Really, I just had an adult's ability to make a child's mistakes.

Everything I had right now indebted me to Charlie in a way I was resigned to accept. After all, he was helping me, not condemning me. What a strange change of pace...

I let myself into the apartment and paused as I toed off my shoes. There was no noise. My roommate was probably still in Seattle. She had informed me that she stayed with friends there a lot because she went to the University, and that even though we were technically roommates, I would have the place to myself most of time. I found it refreshing and discouraging all at once.

Charlie was a good acquaintance of her parents, and had pulled some strings to have them convince their daughter to have me as a roommate. Really, her parents paid for it so it was their decision but we all figured it was better if our relationship didn't start off at gunpoint. But I can only imagine what horror stories she had heard about me.

So here I was, paying a very reduced rent in an apartment I essentially had to myself, in a free truck, in a new city away from either of my parents, free to start a new life. For all intents and purposes, I was very lucky. Liberated.

I felt punished. Chained.

I stared up at the ceiling in my still bare room, my modest luggage against one wall, watching the streetlight that streamed through my curtains make pale yellow and deep navy shadows. I went over what I could remember learning today to prepare for tomorrow.

I was still viewing the world in blocks of time. I didn't want the details, didn't want to keep them, to live them. I wanted the time to pass as fast as it could, and I wasn't ready for the small things. I didn't want the past, the present, barely the future.

The tears wanted to come. They choked the back of my throat and pricked at the corners of my eyes. I slapped myself as hard as I could, gasping lightly at the brief sear of prickling pain, and then did it one more time for good measure.

I was going to have to get up tomorrow and do this all over again. If I let myself cry now, what would stop me from doing it tomorrow, and the day after, and the day after?

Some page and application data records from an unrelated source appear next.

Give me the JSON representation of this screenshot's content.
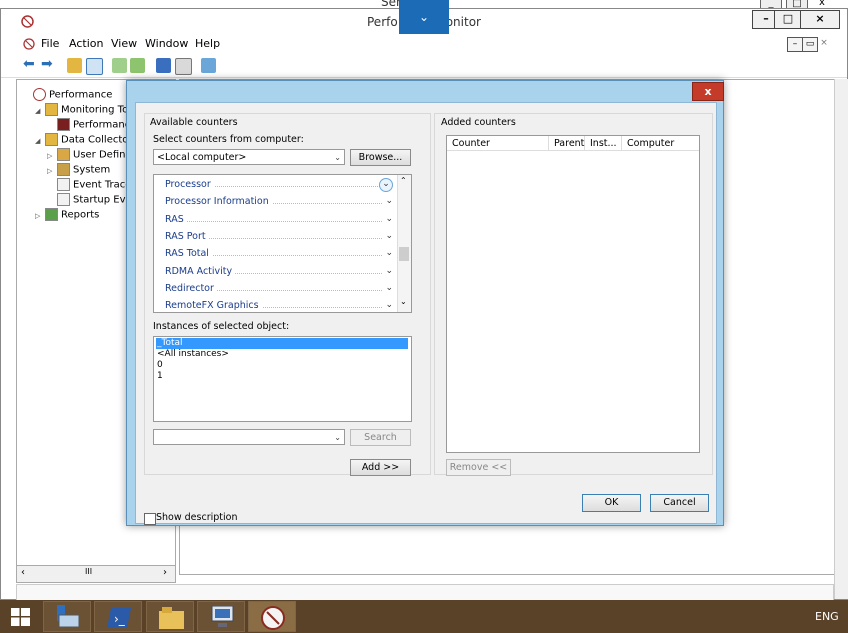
{
  "background_window": {
    "title_fragment": "Ser        ger"
  },
  "window": {
    "title_left": "Perfo",
    "title_right": "onitor",
    "blue_tab_icon": "chevron-down-icon",
    "controls": [
      "–",
      "□",
      "×"
    ],
    "mdi_controls": [
      "–",
      "▭",
      "×"
    ]
  },
  "menu": {
    "items": [
      "File",
      "Action",
      "View",
      "Window",
      "Help"
    ]
  },
  "tree": {
    "items": [
      {
        "label": "Performance",
        "indent": 0,
        "expander": "",
        "icon": "perfmon-icon"
      },
      {
        "label": "Monitoring Too",
        "indent": 1,
        "expander": "◢",
        "icon": "folder-icon"
      },
      {
        "label": "Performance",
        "indent": 2,
        "expander": "",
        "icon": "chart-icon"
      },
      {
        "label": "Data Collector S",
        "indent": 1,
        "expander": "◢",
        "icon": "folder-icon"
      },
      {
        "label": "User Defined",
        "indent": 2,
        "expander": "▷",
        "icon": "folder-user-icon"
      },
      {
        "label": "System",
        "indent": 2,
        "expander": "▷",
        "icon": "folder-system-icon"
      },
      {
        "label": "Event Trace S",
        "indent": 2,
        "expander": "",
        "icon": "document-icon"
      },
      {
        "label": "Startup Even",
        "indent": 2,
        "expander": "",
        "icon": "document-icon"
      },
      {
        "label": "Reports",
        "indent": 1,
        "expander": "▷",
        "icon": "reports-icon"
      }
    ],
    "scroll_thumb": "III"
  },
  "dialog": {
    "close_label": "x",
    "available_counters_label": "Available counters",
    "select_computer_label": "Select counters from computer:",
    "computer_value": "<Local computer>",
    "browse_label": "Browse...",
    "counters": [
      {
        "label": "Processor",
        "selected": true
      },
      {
        "label": "Processor Information",
        "selected": false
      },
      {
        "label": "RAS",
        "selected": false
      },
      {
        "label": "RAS Port",
        "selected": false
      },
      {
        "label": "RAS Total",
        "selected": false
      },
      {
        "label": "RDMA Activity",
        "selected": false
      },
      {
        "label": "Redirector",
        "selected": false
      },
      {
        "label": "RemoteFX Graphics",
        "selected": false
      }
    ],
    "instances_label": "Instances of selected object:",
    "instances": [
      {
        "label": "_Total",
        "selected": true
      },
      {
        "label": "<All instances>",
        "selected": false
      },
      {
        "label": "0",
        "selected": false
      },
      {
        "label": "1",
        "selected": false
      }
    ],
    "search_value": "",
    "search_label": "Search",
    "add_label": "Add >>",
    "added_counters_label": "Added counters",
    "added_columns": [
      "Counter",
      "Parent",
      "Inst...",
      "Computer"
    ],
    "remove_label": "Remove <<",
    "show_description_label": "Show description",
    "ok_label": "OK",
    "cancel_label": "Cancel"
  },
  "taskbar": {
    "items": [
      "windows-start-icon",
      "server-manager-icon",
      "powershell-icon",
      "file-explorer-icon",
      "remote-desktop-icon",
      "perfmon-icon"
    ],
    "language": "ENG"
  }
}
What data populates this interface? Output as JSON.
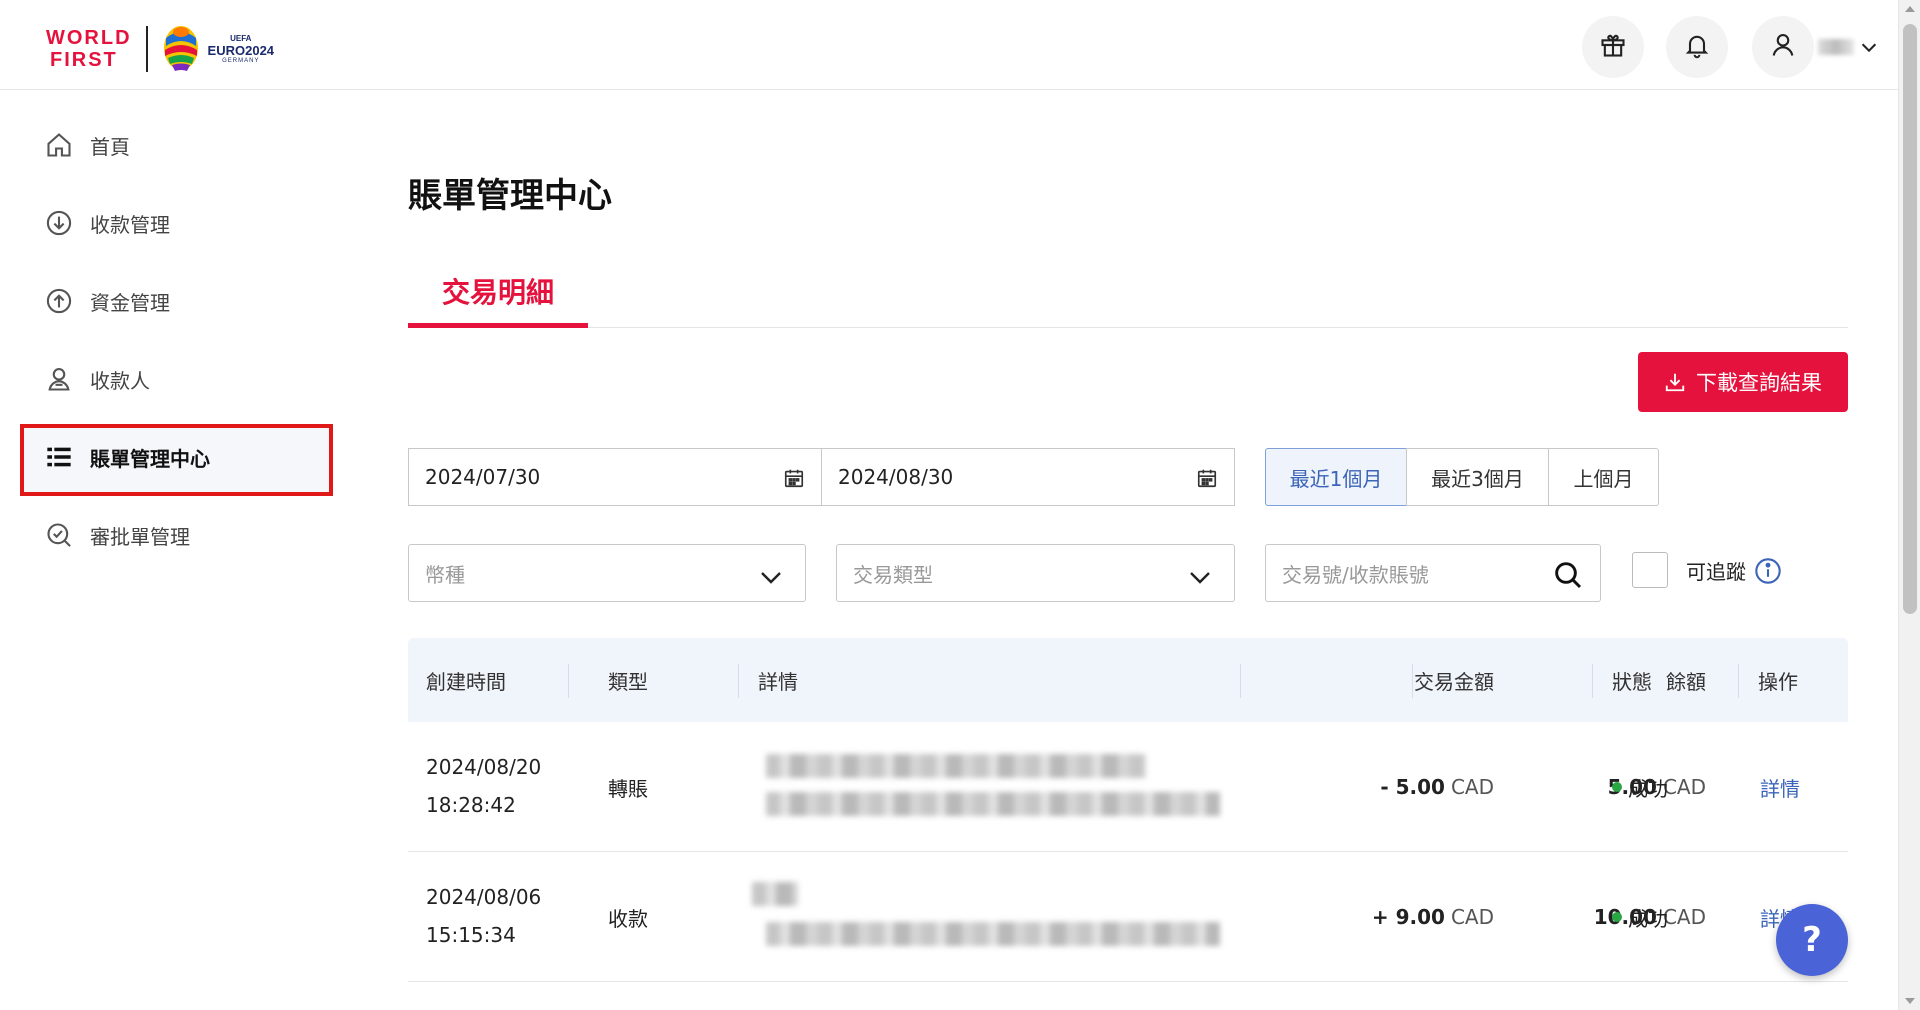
{
  "header": {
    "brand_line1": "WORLD",
    "brand_line2": "FIRST",
    "euro_uefa": "UEFA",
    "euro_title": "EURO2024",
    "euro_host": "GERMANY",
    "icons": [
      "gift-icon",
      "bell-icon",
      "user-icon",
      "chevron-down-icon"
    ]
  },
  "sidebar": {
    "items": [
      {
        "label": "首頁",
        "icon": "home-icon"
      },
      {
        "label": "收款管理",
        "icon": "download-circle-icon"
      },
      {
        "label": "資金管理",
        "icon": "upload-circle-icon"
      },
      {
        "label": "收款人",
        "icon": "person-icon"
      },
      {
        "label": "賬單管理中心",
        "icon": "list-icon",
        "active": true
      },
      {
        "label": "審批單管理",
        "icon": "approval-icon"
      }
    ],
    "active_highlight_color": "#e01818"
  },
  "main": {
    "title": "賬單管理中心",
    "tabs": [
      {
        "label": "交易明細",
        "active": true
      }
    ],
    "download_button": "下載查詢結果",
    "date_from": "2024/07/30",
    "date_to": "2024/08/30",
    "range_buttons": [
      {
        "label": "最近1個月",
        "active": true
      },
      {
        "label": "最近3個月",
        "active": false
      },
      {
        "label": "上個月",
        "active": false
      }
    ],
    "currency_placeholder": "幣種",
    "type_placeholder": "交易類型",
    "search_placeholder": "交易號/收款賬號",
    "track_label": "可追蹤"
  },
  "table": {
    "headers": [
      "創建時間",
      "類型",
      "詳情",
      "交易金額",
      "餘額",
      "狀態",
      "操作"
    ],
    "rows": [
      {
        "date": "2024/08/20",
        "time": "18:28:42",
        "type": "轉賬",
        "amount": "- 5.00",
        "amount_currency": "CAD",
        "balance": "5.00",
        "balance_currency": "CAD",
        "status": "成功",
        "action": "詳情"
      },
      {
        "date": "2024/08/06",
        "time": "15:15:34",
        "type": "收款",
        "amount": "+ 9.00",
        "amount_currency": "CAD",
        "balance": "10.00",
        "balance_currency": "CAD",
        "status": "成功",
        "action": "詳情"
      }
    ]
  },
  "help_button": "?",
  "colors": {
    "brand_red": "#e4123c",
    "link_blue": "#3b64b8",
    "success_green": "#29a745",
    "help_blue": "#4a63d6"
  }
}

I couldn't drown in a river of my own tears. So there was no use to them.

Just don't stop.

- The Romanticidal Edwardian